### Scope in C is e-z

OK, here goes: all of the rules for variable scope in C.

• A variable never has scope in the code before it is declared. That would be silly.

• If a variable is in curly braces, then at the closing curly brace, the variable goes out of scope. Semi-exception: for loops and functions have variables in parens just before their opening curly brace; variables declared within the parens have scope as if they were declared inside the curly braces.

• If a variable isn't inside any curly braces, then it has scope from its declaration to the end of the file. Semi-exception: you can use the extern keyword to refer to a variable in another file.

OK, you're done.

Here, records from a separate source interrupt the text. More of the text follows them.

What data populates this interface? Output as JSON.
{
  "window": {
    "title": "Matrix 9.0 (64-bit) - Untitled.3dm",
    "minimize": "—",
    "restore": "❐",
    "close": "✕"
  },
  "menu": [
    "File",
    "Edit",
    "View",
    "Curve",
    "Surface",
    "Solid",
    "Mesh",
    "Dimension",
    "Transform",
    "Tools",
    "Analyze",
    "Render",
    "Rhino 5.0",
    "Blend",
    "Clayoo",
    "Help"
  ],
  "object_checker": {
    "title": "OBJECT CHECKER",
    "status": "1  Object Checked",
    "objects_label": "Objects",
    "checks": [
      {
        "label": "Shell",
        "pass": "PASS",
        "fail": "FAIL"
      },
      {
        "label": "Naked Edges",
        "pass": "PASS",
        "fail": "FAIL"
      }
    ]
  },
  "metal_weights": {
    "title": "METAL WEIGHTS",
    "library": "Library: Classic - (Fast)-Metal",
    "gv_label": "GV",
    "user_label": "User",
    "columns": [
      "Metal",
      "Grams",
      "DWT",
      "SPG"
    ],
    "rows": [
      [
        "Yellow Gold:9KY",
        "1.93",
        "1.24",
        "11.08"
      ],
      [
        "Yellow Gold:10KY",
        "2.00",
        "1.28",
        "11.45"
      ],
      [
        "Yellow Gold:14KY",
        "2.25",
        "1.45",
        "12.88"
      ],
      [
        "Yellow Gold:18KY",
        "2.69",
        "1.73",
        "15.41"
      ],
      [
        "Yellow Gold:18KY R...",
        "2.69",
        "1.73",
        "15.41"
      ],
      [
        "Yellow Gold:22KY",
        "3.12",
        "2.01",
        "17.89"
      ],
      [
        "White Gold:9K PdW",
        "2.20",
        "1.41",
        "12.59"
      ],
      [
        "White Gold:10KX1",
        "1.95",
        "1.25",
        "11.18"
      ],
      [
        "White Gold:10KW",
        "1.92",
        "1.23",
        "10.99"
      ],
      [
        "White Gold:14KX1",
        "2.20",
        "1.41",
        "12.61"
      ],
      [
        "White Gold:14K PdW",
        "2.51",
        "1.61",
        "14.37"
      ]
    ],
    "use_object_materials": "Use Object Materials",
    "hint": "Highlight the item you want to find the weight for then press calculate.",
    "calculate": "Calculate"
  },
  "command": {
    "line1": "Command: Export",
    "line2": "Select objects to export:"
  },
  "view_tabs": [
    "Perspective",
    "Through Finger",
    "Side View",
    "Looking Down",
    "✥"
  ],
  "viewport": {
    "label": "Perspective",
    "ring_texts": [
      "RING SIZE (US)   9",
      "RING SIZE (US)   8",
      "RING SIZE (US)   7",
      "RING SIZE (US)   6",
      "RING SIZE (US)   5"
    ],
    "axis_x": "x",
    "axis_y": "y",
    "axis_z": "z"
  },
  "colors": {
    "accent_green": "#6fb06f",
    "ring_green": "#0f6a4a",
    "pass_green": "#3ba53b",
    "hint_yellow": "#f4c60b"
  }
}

There is no class scope, prototype scope, friend scope, namespace scope, dynamic scope, extent issues, or special scoping keywords or operators (beyond those curly braces). Does lexical scoping confuse you? Don't worry about it. If you know where the curly braces are, you can determine which variables can be used where.

In fact, most C textbooks (including Modeling with Data) make this more complicated than necessary by talking about functions as separate from curly-brace scope, rather than being just another example. Here is a sample function, to sum all the values up to the input number:

int sum (int max){
int total=0;
for (int i=0; i<= max; i++){
total += i;
}
}


Then max and total have scope inside the function, by the curly-brace rule and the semi-exception about how variables in parens just before the curly brace act as if they are inside the braces. The same holds with the for loop, and how i is born and dies with the curly braces of the for loop.

In fact, forget about where they taught you to put curly braces, and let's just throw them in wherever we want some more scope restrictions.

You might want them around macros, for example. I'll have more examples in the near future, but here's a simple one:

#include <stdio.h>

#define sum(max, out) {             \
int total=0;                    \
for (int i=0; i<= max; i++){    \
total += i;                 \
}                               \
out = total;                    \
}

int main(){
int out;
int total = 5;
sum(5, out);
printf("out= %i original total=%i\n", out, total);
}


I just turned the above function into a macro, but even as a macro it still needs an intermediate variable for summing elements. Putting the whole macro in curly braces allows us to have an intermediate variable named total independent of whatever is going on outside the macro.

Using gcc -E curly.c, we see that the preprocessor expands the macro as below, and following the curly braces shows us that there's no chance that the total in the macro's scope will interfere with the total in the main scope:

int main(){
int out;
int total = -1;
{ int total=0; for (int i=0; i<= 5; i++){ total += i; } out = total; };
printf("out= %i total=%i\n", out, total);
}


But we aren't protected from all name clashes. What happens if we were to write int out, i=5; sum(i, out);?

Summary paragraph: C is awesome for having such simple scoping rules, which effectively consist of finding the end of the enclosing curly braces or the end of the file. You can teach the whole scoping system to a novice student in maybe ten minutes. For the experienced author, the rule is more general than just the curly braces for functions and for loops, so you can use them for occasional additional scoping restrictions in exceptional situations.